## INSTRUCTIONS FOR THE TASK
Set down all the data again. Change nothing.

## GIVEN INFORMATION
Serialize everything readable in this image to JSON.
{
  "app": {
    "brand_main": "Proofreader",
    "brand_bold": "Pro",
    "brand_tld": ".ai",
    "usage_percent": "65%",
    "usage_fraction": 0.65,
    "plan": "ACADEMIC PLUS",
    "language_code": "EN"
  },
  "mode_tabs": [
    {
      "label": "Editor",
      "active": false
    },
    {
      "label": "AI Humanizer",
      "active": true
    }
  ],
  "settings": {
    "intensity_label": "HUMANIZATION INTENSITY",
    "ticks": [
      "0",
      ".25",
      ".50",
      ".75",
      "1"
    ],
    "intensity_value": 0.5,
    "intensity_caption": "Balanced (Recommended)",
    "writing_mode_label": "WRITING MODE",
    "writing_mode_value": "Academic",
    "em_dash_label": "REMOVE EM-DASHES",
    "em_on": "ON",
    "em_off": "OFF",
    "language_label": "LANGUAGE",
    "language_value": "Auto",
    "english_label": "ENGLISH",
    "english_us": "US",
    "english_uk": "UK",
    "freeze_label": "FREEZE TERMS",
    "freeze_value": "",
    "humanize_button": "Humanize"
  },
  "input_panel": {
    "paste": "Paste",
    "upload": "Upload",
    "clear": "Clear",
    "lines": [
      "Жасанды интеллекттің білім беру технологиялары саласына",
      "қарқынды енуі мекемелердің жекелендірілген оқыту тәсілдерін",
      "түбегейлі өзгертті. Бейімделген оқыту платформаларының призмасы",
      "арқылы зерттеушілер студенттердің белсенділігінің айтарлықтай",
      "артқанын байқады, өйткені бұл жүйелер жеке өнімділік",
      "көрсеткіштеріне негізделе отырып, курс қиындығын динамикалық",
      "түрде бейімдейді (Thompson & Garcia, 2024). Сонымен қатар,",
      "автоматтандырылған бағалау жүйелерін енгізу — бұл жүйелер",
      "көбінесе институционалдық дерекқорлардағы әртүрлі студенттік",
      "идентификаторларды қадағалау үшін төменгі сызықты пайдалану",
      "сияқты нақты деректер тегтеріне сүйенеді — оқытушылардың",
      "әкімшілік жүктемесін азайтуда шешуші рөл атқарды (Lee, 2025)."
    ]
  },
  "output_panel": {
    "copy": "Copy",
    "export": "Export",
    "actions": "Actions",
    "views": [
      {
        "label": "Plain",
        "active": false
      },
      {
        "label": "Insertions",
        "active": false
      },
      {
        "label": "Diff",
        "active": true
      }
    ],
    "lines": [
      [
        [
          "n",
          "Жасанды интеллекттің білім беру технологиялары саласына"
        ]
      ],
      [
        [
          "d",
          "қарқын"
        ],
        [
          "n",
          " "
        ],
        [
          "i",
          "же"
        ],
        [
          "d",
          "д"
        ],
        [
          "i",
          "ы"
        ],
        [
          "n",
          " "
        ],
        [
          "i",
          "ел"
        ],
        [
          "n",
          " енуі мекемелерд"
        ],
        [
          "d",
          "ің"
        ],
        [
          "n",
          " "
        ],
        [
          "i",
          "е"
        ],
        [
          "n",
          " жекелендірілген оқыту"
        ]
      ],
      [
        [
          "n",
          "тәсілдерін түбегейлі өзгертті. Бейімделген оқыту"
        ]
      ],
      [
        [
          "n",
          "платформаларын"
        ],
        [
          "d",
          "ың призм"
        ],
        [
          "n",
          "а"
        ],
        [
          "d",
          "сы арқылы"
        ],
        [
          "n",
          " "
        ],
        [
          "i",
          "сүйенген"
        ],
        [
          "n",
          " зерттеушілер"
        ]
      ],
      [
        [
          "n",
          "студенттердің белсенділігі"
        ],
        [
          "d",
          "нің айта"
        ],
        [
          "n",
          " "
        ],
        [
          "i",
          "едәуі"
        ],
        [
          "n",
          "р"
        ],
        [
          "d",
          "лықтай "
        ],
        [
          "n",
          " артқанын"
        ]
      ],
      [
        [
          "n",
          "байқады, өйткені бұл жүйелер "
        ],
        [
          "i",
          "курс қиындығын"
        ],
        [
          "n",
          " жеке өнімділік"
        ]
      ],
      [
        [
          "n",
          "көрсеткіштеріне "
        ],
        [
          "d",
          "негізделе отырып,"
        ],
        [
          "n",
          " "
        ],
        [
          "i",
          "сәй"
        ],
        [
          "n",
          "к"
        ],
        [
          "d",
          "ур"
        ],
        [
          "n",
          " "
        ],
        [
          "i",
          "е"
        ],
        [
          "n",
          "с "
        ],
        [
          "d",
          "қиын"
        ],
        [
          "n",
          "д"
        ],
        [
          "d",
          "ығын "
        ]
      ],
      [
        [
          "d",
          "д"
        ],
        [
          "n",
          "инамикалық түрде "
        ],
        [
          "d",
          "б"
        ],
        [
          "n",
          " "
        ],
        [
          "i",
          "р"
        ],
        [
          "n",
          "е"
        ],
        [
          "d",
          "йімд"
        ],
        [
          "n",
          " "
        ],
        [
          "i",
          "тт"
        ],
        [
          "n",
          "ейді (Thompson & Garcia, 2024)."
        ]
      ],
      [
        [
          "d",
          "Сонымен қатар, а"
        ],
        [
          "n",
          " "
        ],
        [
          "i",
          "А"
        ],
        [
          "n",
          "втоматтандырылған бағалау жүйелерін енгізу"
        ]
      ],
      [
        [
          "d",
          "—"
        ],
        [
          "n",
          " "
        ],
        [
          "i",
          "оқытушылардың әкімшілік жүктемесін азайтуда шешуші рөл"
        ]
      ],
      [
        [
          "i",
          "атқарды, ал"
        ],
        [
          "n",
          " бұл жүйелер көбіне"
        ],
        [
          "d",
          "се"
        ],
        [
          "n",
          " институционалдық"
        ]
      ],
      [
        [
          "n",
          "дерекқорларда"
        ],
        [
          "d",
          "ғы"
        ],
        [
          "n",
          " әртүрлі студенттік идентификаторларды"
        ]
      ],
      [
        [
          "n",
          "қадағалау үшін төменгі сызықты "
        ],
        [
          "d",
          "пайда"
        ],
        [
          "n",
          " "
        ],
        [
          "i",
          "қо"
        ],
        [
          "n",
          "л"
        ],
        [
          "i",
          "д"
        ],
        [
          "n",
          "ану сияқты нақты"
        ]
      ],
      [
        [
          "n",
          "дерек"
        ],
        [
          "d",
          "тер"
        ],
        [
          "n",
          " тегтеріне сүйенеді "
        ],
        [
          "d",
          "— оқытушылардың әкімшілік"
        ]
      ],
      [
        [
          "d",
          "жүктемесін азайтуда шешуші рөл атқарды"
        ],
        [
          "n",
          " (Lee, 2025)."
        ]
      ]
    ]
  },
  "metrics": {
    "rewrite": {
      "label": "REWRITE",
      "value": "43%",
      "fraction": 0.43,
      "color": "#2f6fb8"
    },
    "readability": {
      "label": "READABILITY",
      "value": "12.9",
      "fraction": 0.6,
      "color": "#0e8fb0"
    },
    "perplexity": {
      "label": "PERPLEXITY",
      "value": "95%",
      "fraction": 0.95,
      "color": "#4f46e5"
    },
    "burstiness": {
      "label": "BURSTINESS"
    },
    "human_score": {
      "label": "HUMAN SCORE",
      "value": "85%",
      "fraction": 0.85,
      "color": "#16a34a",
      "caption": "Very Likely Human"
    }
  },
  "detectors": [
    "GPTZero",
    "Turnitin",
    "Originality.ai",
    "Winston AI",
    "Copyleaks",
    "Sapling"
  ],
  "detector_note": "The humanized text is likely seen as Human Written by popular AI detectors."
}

## RESPONSE TO THIS TASK
Serialize everything readable in this image to JSON.
{
  "app": {
    "brand_main": "Proofreader",
    "brand_bold": "Pro",
    "brand_tld": ".ai",
    "usage_percent": "65%",
    "usage_fraction": 0.65,
    "plan": "ACADEMIC PLUS",
    "language_code": "EN"
  },
  "mode_tabs": [
    {
      "label": "Editor",
      "active": false
    },
    {
      "label": "AI Humanizer",
      "active": true
    }
  ],
  "settings": {
    "intensity_label": "HUMANIZATION INTENSITY",
    "ticks": [
      "0",
      ".25",
      ".50",
      ".75",
      "1"
    ],
    "intensity_value": 0.5,
    "intensity_caption": "Balanced (Recommended)",
    "writing_mode_label": "WRITING MODE",
    "writing_mode_value": "Academic",
    "em_dash_label": "REMOVE EM-DASHES",
    "em_on": "ON",
    "em_off": "OFF",
    "language_label": "LANGUAGE",
    "language_value": "Auto",
    "english_label": "ENGLISH",
    "english_us": "US",
    "english_uk": "UK",
    "freeze_label": "FREEZE TERMS",
    "freeze_value": "",
    "humanize_button": "Humanize"
  },
  "input_panel": {
    "paste": "Paste",
    "upload": "Upload",
    "clear": "Clear",
    "lines": [
      "Жасанды интеллекттің білім беру технологиялары саласына",
      "қарқынды енуі мекемелердің жекелендірілген оқыту тәсілдерін",
      "түбегейлі өзгертті. Бейімделген оқыту платформаларының призмасы",
      "арқылы зерттеушілер студенттердің белсенділігінің айтарлықтай",
      "артқанын байқады, өйткені бұл жүйелер жеке өнімділік",
      "көрсеткіштеріне негізделе отырып, курс қиындығын динамикалық",
      "түрде бейімдейді (Thompson & Garcia, 2024). Сонымен қатар,",
      "автоматтандырылған бағалау жүйелерін енгізу — бұл жүйелер",
      "көбінесе институционалдық дерекқорлардағы әртүрлі студенттік",
      "идентификаторларды қадағалау үшін төменгі сызықты пайдалану",
      "сияқты нақты деректер тегтеріне сүйенеді — оқытушылардың",
      "әкімшілік жүктемесін азайтуда шешуші рөл атқарды (Lee, 2025)."
    ]
  },
  "output_panel": {
    "copy": "Copy",
    "export": "Export",
    "actions": "Actions",
    "views": [
      {
        "label": "Plain",
        "active": false
      },
      {
        "label": "Insertions",
        "active": false
      },
      {
        "label": "Diff",
        "active": true
      }
    ],
    "lines": [
      [
        [
          "n",
          "Жасанды интеллекттің білім беру технологиялары саласына"
        ]
      ],
      [
        [
          "d",
          "қарқын"
        ],
        [
          "n",
          " "
        ],
        [
          "i",
          "же"
        ],
        [
          "d",
          "д"
        ],
        [
          "i",
          "ы"
        ],
        [
          "n",
          " "
        ],
        [
          "i",
          "ел"
        ],
        [
          "n",
          " енуі мекемелерд"
        ],
        [
          "d",
          "ің"
        ],
        [
          "n",
          " "
        ],
        [
          "i",
          "е"
        ],
        [
          "n",
          " жекелендірілген оқыту"
        ]
      ],
      [
        [
          "n",
          "тәсілдерін түбегейлі өзгертті. Бейімделген оқыту"
        ]
      ],
      [
        [
          "n",
          "платформаларын"
        ],
        [
          "d",
          "ың призм"
        ],
        [
          "n",
          "а"
        ],
        [
          "d",
          "сы арқылы"
        ],
        [
          "n",
          " "
        ],
        [
          "i",
          "сүйенген"
        ],
        [
          "n",
          " зерттеушілер"
        ]
      ],
      [
        [
          "n",
          "студенттердің белсенділігі"
        ],
        [
          "d",
          "нің айта"
        ],
        [
          "n",
          " "
        ],
        [
          "i",
          "едәуі"
        ],
        [
          "n",
          "р"
        ],
        [
          "d",
          "лықтай "
        ],
        [
          "n",
          " артқанын"
        ]
      ],
      [
        [
          "n",
          "байқады, өйткені бұл жүйелер "
        ],
        [
          "i",
          "курс қиындығын"
        ],
        [
          "n",
          " жеке өнімділік"
        ]
      ],
      [
        [
          "n",
          "көрсеткіштеріне "
        ],
        [
          "d",
          "негізделе отырып,"
        ],
        [
          "n",
          " "
        ],
        [
          "i",
          "сәй"
        ],
        [
          "n",
          "к"
        ],
        [
          "d",
          "ур"
        ],
        [
          "n",
          " "
        ],
        [
          "i",
          "е"
        ],
        [
          "n",
          "с "
        ],
        [
          "d",
          "қиын"
        ],
        [
          "n",
          "д"
        ],
        [
          "d",
          "ығын "
        ]
      ],
      [
        [
          "d",
          "д"
        ],
        [
          "n",
          "инамикалық түрде "
        ],
        [
          "d",
          "б"
        ],
        [
          "n",
          " "
        ],
        [
          "i",
          "р"
        ],
        [
          "n",
          "е"
        ],
        [
          "d",
          "йімд"
        ],
        [
          "n",
          " "
        ],
        [
          "i",
          "тт"
        ],
        [
          "n",
          "ейді (Thompson & Garcia, 2024)."
        ]
      ],
      [
        [
          "d",
          "Сонымен қатар, а"
        ],
        [
          "n",
          " "
        ],
        [
          "i",
          "А"
        ],
        [
          "n",
          "втоматтандырылған бағалау жүйелерін енгізу"
        ]
      ],
      [
        [
          "d",
          "—"
        ],
        [
          "n",
          " "
        ],
        [
          "i",
          "оқытушылардың әкімшілік жүктемесін азайтуда шешуші рөл"
        ]
      ],
      [
        [
          "i",
          "атқарды, ал"
        ],
        [
          "n",
          " бұл жүйелер көбіне"
        ],
        [
          "d",
          "се"
        ],
        [
          "n",
          " институционалдық"
        ]
      ],
      [
        [
          "n",
          "дерекқорларда"
        ],
        [
          "d",
          "ғы"
        ],
        [
          "n",
          " әртүрлі студенттік идентификаторларды"
        ]
      ],
      [
        [
          "n",
          "қадағалау үшін төменгі сызықты "
        ],
        [
          "d",
          "пайда"
        ],
        [
          "n",
          " "
        ],
        [
          "i",
          "қо"
        ],
        [
          "n",
          "л"
        ],
        [
          "i",
          "д"
        ],
        [
          "n",
          "ану сияқты нақты"
        ]
      ],
      [
        [
          "n",
          "дерек"
        ],
        [
          "d",
          "тер"
        ],
        [
          "n",
          " тегтеріне сүйенеді "
        ],
        [
          "d",
          "— оқытушылардың әкімшілік"
        ]
      ],
      [
        [
          "d",
          "жүктемесін азайтуда шешуші рөл атқарды"
        ],
        [
          "n",
          " (Lee, 2025)."
        ]
      ]
    ]
  },
  "metrics": {
    "rewrite": {
      "label": "REWRITE",
      "value": "43%",
      "fraction": 0.43,
      "color": "#2f6fb8"
    },
    "readability": {
      "label": "READABILITY",
      "value": "12.9",
      "fraction": 0.6,
      "color": "#0e8fb0"
    },
    "perplexity": {
      "label": "PERPLEXITY",
      "value": "95%",
      "fraction": 0.95,
      "color": "#4f46e5"
    },
    "burstiness": {
      "label": "BURSTINESS"
    },
    "human_score": {
      "label": "HUMAN SCORE",
      "value": "85%",
      "fraction": 0.85,
      "color": "#16a34a",
      "caption": "Very Likely Human"
    }
  },
  "detectors": [
    "GPTZero",
    "Turnitin",
    "Originality.ai",
    "Winston AI",
    "Copyleaks",
    "Sapling"
  ],
  "detector_note": "The humanized text is likely seen as Human Written by popular AI detectors."
}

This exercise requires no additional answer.